KANSAS CITY, Kan. (AP) — Kevin Harvick has a second straight shot at winning from the pole at Kansas Speedway.
Harvick was back on top at the 1.5-mile track, posting a track record to help propel him to his second pole of the season. Harvick posted his record 194.658 mph lap Friday in the second round of NASCAR's knockout qualifying format. His No. 4 Chevrolet hit 194.252 in the third round to give him two straight poles at Kansas, after he won from the top spot at October's race.
"It was 'Freaky Fast' today, so just have to put it all together tomorrow night when it counts," Harvick said.
Harvick has two wins this season and won from the pole at Darlington. He will lead the field to green Saturday under the lights for the first time in a Sprint Cup race at Kansas. Joey Logano joined Harvick on the front row.
Brad Keselowski, Carl Edwards and Kyle Larson rounded out the top five.
His qualifying spins over, Keselowski worked hard defending himself from drivers — like former champion Jimmie Johnson — who said he didn't need to race so hard when he was out of contention Sunday at Talladega Superspeedway.
Keselowski fell six laps off the pace while his car was repaired from an earlier accident. When he returned to the track, he decided to race hard with the leaders in an attempt to slowly get his laps back and maybe put himself back in position to win.
Keselowski eventually spun in the middle of the pack to trigger a 14-car accident that wrecked former champions Jeff Gordon, Matt Kenseth, Tony Stewart and Johnson.
"You have to think being six laps down you are not going to get back on the lead lap," Johnson said Friday. "There is an opinion, if you are on the race track you deserve a right to go race regardless how many laps down you are. I'm sure that is probably a smaller percentage of people have that opinion. It's very easy when you are caught up in that wreck is to go, 'Why were you racing? You are six laps down.' It just depends on where you are."

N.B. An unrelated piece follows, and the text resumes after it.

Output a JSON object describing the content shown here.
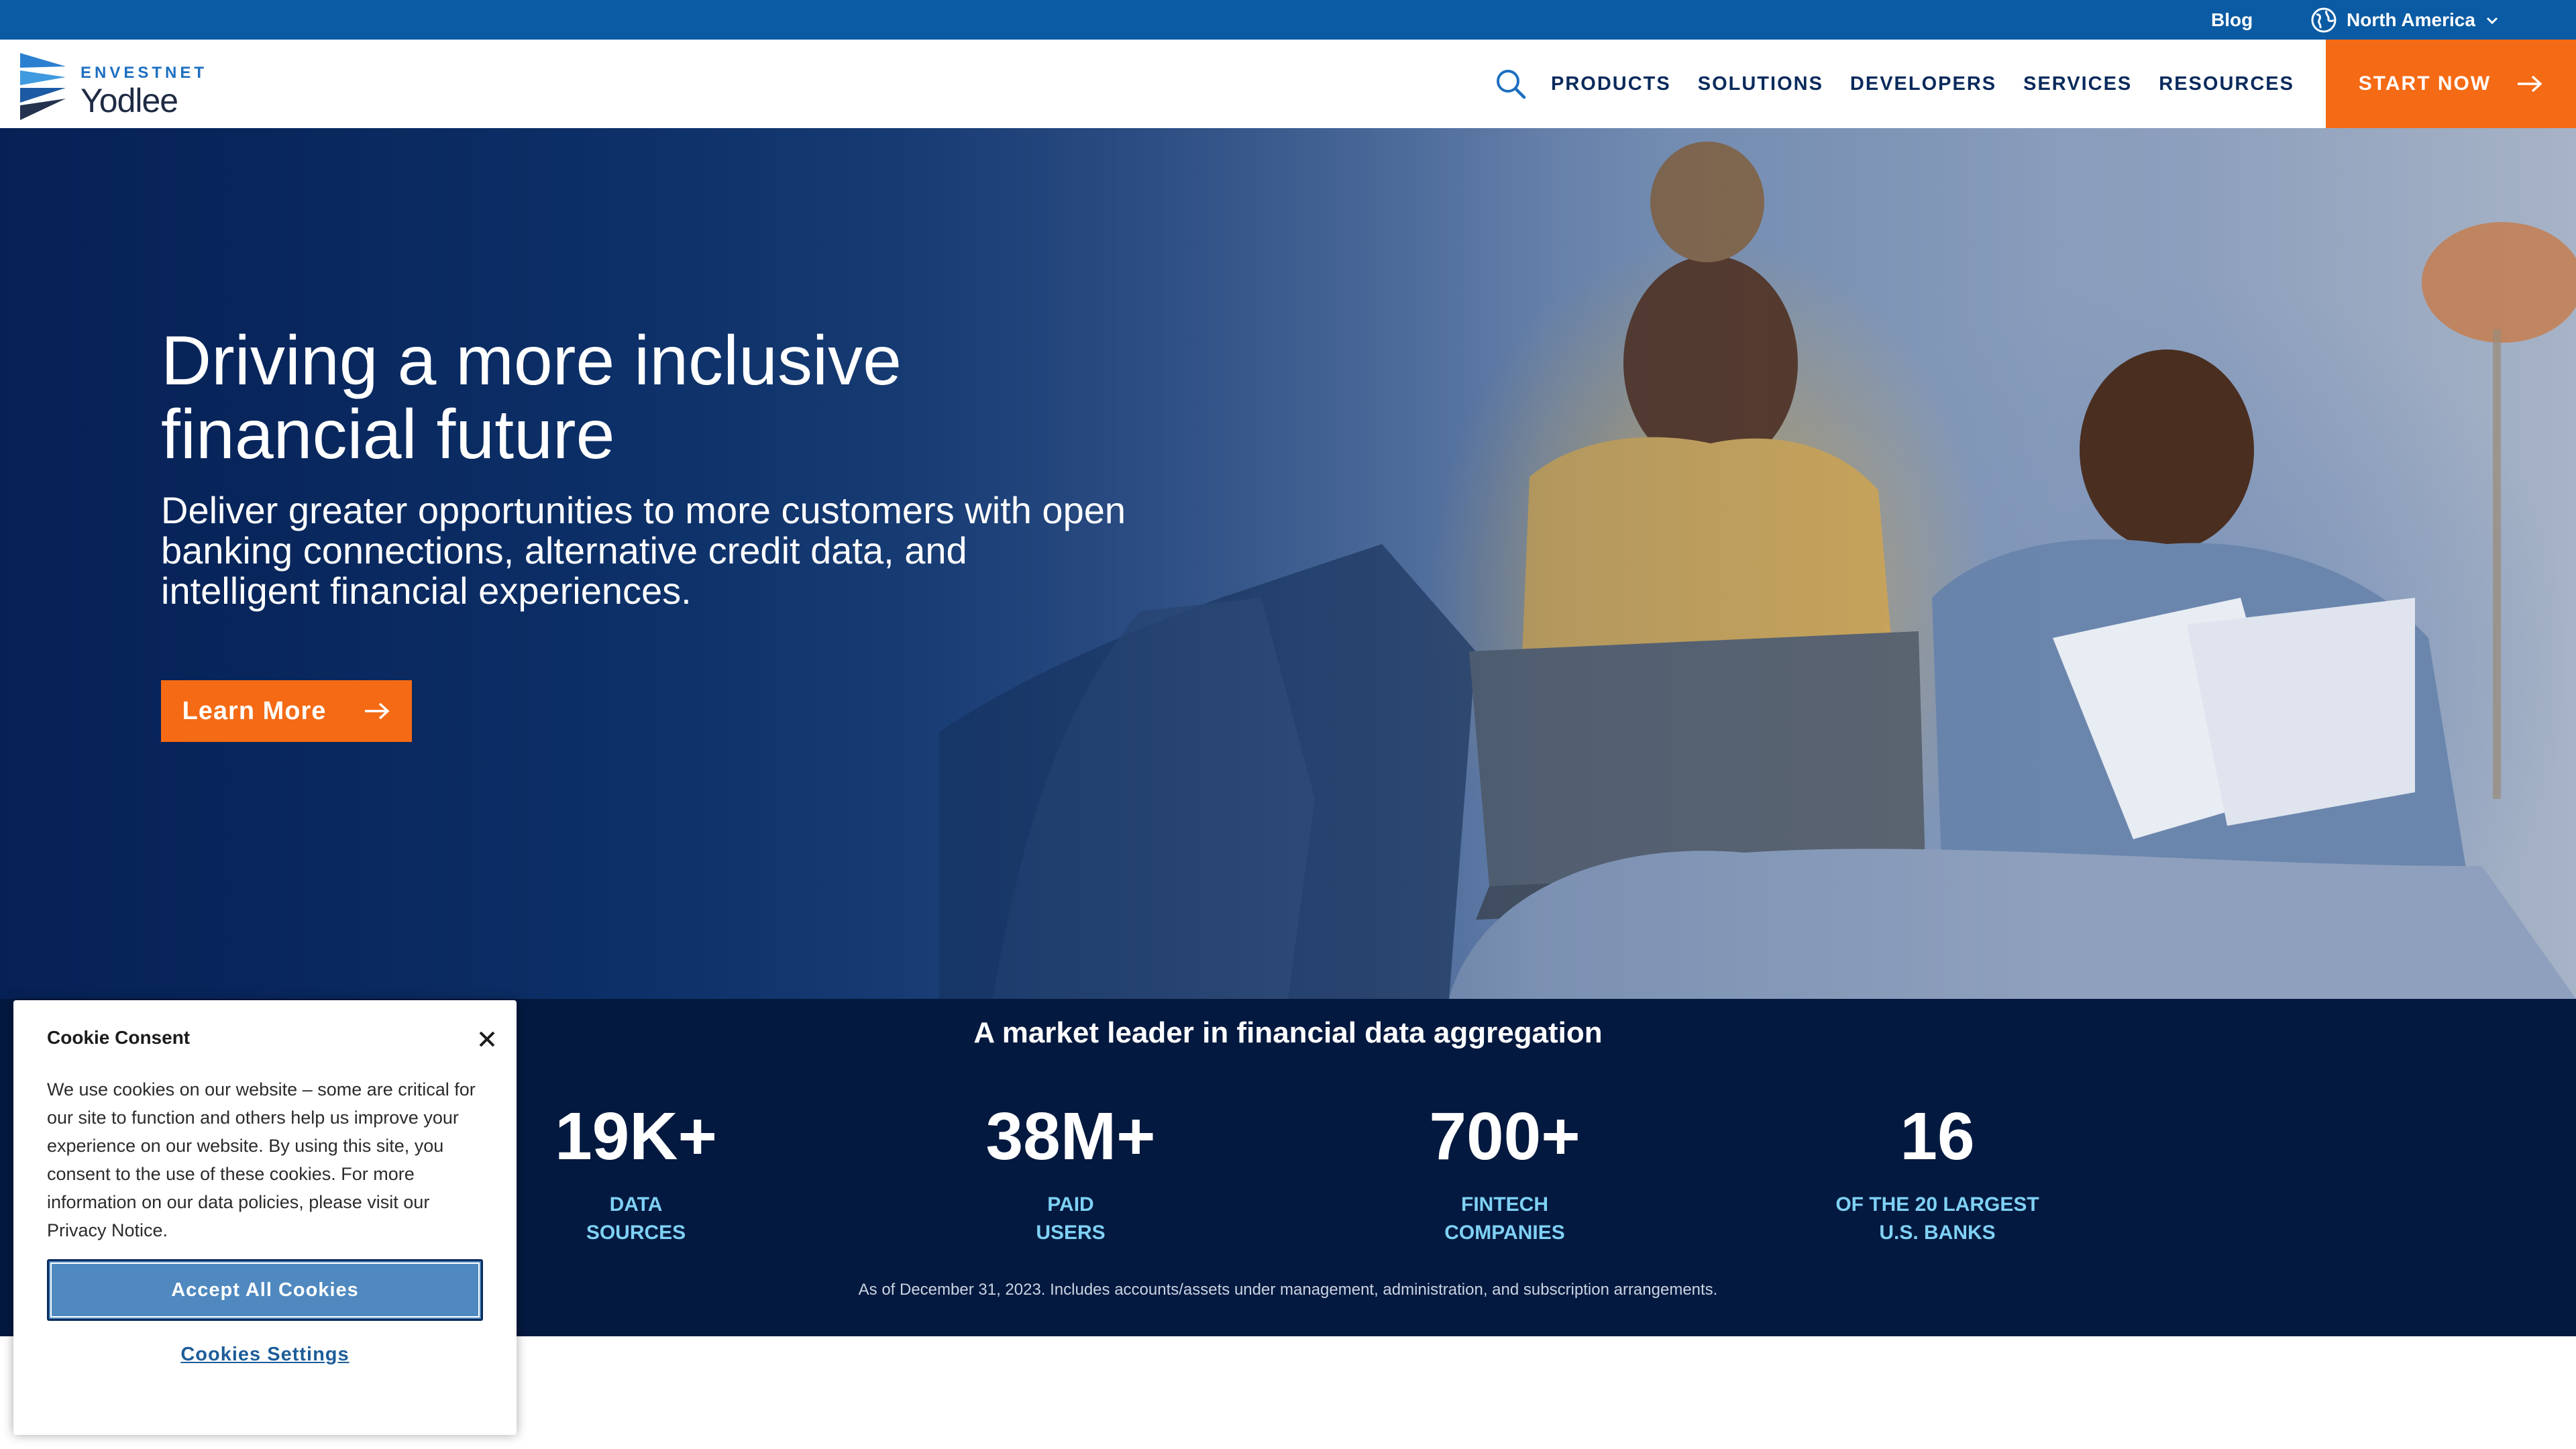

Keselowski brushed off the barbs from his rivals.
"That's his right," Keselowski said. "We all hold the steering wheel. There's 43 of us out there and we all hold it a little bit differently and make different decisions. It would be quite lame to watch if we all did the same thing and had the same ideas and personnas.